Behavioral data can also be used to prevent fraud by automatically blocking suspicious transactions, he said. Another way for data to help the bank strengthen its fraud operation is by allowing it to determine a customer’s propensity of being defrauded.

Legacy systems, data integration and tech talent as top challenges

Henry Nguyen, CEO of Timo, said that although his company has been using customer data and insights to improve the platform’s functionality and user experience, including customer onboarding, there was still a long way to go.

Henry Nguyen, CEO of Timo Digital Bank

Henry Nguyen, CEO of Timo Digital Bank

Timo was the first digital banking offering to launch in Vietnam back in 2015. Since then, the company has already gone through several changes, switching banking partner in 2020 and embracing cloud-native cores.

“The hardest part is to getting access to the right data,” Henry said. “One of the big push that we made was to migrate to Mambu as our core banking platform for greater flexibility and the ability to slice and dice all the data in the way that we needed to. That modern architecture allows you to do that in so much more simple and straightforward ways.

“We all love talking about data, but trying to get the right data at the right time, look at it the right way, and then really … make sure that you put data to work … that’s been kind of the challenge for us because there are tons of data out there.”

For Kanags, legacy core banking systems pose one of the greatest obstacles to banks looking to implement a data-driven strategy.

“The infrastructure and ecosystem of technology has been built over decades, so for you to get a single point of view of the data is not going to be easy,” Kanags said. “When you are a startup you are building that infrastructure around data from day one.
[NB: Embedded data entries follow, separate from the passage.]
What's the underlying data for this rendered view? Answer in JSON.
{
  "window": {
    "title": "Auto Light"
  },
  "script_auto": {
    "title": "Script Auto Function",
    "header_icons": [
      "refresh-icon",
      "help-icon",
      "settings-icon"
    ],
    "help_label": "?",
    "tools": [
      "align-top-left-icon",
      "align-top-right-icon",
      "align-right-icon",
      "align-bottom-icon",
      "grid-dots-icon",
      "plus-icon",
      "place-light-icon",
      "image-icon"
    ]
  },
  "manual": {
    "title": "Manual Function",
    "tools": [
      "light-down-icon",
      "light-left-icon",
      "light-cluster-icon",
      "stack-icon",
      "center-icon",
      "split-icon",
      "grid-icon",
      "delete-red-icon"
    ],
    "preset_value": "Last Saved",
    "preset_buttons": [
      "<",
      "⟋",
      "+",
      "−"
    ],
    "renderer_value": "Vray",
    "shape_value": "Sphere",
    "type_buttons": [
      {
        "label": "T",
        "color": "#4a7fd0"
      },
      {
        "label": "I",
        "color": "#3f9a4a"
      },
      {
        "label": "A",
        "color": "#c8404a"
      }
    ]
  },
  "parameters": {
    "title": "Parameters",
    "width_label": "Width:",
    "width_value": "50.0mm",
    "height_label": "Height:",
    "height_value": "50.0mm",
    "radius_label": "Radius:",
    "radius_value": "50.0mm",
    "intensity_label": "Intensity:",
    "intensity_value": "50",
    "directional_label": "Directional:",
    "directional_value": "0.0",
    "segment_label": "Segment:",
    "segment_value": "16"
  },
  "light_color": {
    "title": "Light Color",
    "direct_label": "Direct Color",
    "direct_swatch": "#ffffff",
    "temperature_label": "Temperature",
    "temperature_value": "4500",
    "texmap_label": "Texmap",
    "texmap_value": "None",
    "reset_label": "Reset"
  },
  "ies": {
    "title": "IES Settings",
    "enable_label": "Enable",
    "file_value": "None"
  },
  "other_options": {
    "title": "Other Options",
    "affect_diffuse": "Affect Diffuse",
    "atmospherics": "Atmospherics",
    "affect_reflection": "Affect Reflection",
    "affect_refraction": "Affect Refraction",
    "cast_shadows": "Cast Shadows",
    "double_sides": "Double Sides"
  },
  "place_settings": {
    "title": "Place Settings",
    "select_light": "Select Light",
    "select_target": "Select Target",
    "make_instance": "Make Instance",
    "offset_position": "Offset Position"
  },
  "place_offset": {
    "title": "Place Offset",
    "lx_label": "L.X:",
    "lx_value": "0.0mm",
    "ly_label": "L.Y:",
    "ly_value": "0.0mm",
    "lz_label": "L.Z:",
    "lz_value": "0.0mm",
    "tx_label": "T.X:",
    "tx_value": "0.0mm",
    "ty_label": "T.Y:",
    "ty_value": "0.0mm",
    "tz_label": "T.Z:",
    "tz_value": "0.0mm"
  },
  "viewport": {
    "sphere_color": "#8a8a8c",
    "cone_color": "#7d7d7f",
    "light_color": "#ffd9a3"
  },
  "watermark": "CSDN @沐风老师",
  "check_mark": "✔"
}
In an organization that’s been around for dozens of years, it could be challenging to get the information infrastructure right and collecting from these platforms across those pools of data and doing that in real-time. That’s where the real leap is.”

For Mox, a virtual bank backed by Standard Chartered in partnership with Hong Kong Telecom (HKT) and PCCW, two telecommunications providers, and, an online travel agency, one of the biggest challenges has been around system integration and regulation.

“When it comes to integrating partners’ data, it’s hard, because it’s different machines and because [these partners are from] different industries, [which] have different regulations,” Haymans said. “It’s not easy, even though we are partners, and this is one of the biggest challenges we are trying to solve now.”

Human resources is another key challenge banks and other stakeholders across the whole financial industry are facing.

“Today, we have the super apps, the fintechs, the banks… everyone is looking for the same talent, whether that’s digital, agile or DevOps, it’s the same type of folks, so you have a situation where there is a lack of talent across all the market, and industries,” Kanags said.